# ACTIVITY
In full and without alteration, print the entries.

(Records from a data collection)
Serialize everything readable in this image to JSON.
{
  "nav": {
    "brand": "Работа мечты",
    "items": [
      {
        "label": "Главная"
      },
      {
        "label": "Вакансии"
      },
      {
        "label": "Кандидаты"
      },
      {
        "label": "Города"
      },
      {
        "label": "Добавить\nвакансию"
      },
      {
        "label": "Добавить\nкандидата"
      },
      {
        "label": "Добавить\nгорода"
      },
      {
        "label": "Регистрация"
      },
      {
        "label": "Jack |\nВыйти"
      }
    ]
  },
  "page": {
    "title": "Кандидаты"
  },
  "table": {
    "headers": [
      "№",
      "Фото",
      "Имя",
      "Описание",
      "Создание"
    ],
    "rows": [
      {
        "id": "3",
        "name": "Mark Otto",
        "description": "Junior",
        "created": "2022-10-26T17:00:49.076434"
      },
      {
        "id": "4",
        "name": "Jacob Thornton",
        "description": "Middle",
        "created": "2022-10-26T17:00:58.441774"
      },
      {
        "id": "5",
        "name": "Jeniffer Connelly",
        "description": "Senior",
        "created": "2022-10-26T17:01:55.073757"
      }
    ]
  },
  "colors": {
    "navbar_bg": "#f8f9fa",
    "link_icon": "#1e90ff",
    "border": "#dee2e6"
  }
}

# RESPONSE
Serialize everything readable in this image to JSON.
{
  "nav": {
    "brand": "Работа мечты",
    "items": [
      {
        "label": "Главная"
      },
      {
        "label": "Вакансии"
      },
      {
        "label": "Кандидаты"
      },
      {
        "label": "Города"
      },
      {
        "label": "Добавить\nвакансию"
      },
      {
        "label": "Добавить\nкандидата"
      },
      {
        "label": "Добавить\nгорода"
      },
      {
        "label": "Регистрация"
      },
      {
        "label": "Jack |\nВыйти"
      }
    ]
  },
  "page": {
    "title": "Кандидаты"
  },
  "table": {
    "headers": [
      "№",
      "Фото",
      "Имя",
      "Описание",
      "Создание"
    ],
    "rows": [
      {
        "id": "3",
        "name": "Mark Otto",
        "description": "Junior",
        "created": "2022-10-26T17:00:49.076434"
      },
      {
        "id": "4",
        "name": "Jacob Thornton",
        "description": "Middle",
        "created": "2022-10-26T17:00:58.441774"
      },
      {
        "id": "5",
        "name": "Jeniffer Connelly",
        "description": "Senior",
        "created": "2022-10-26T17:01:55.073757"
      }
    ]
  },
  "colors": {
    "navbar_bg": "#f8f9fa",
    "link_icon": "#1e90ff",
    "border": "#dee2e6"
  }
}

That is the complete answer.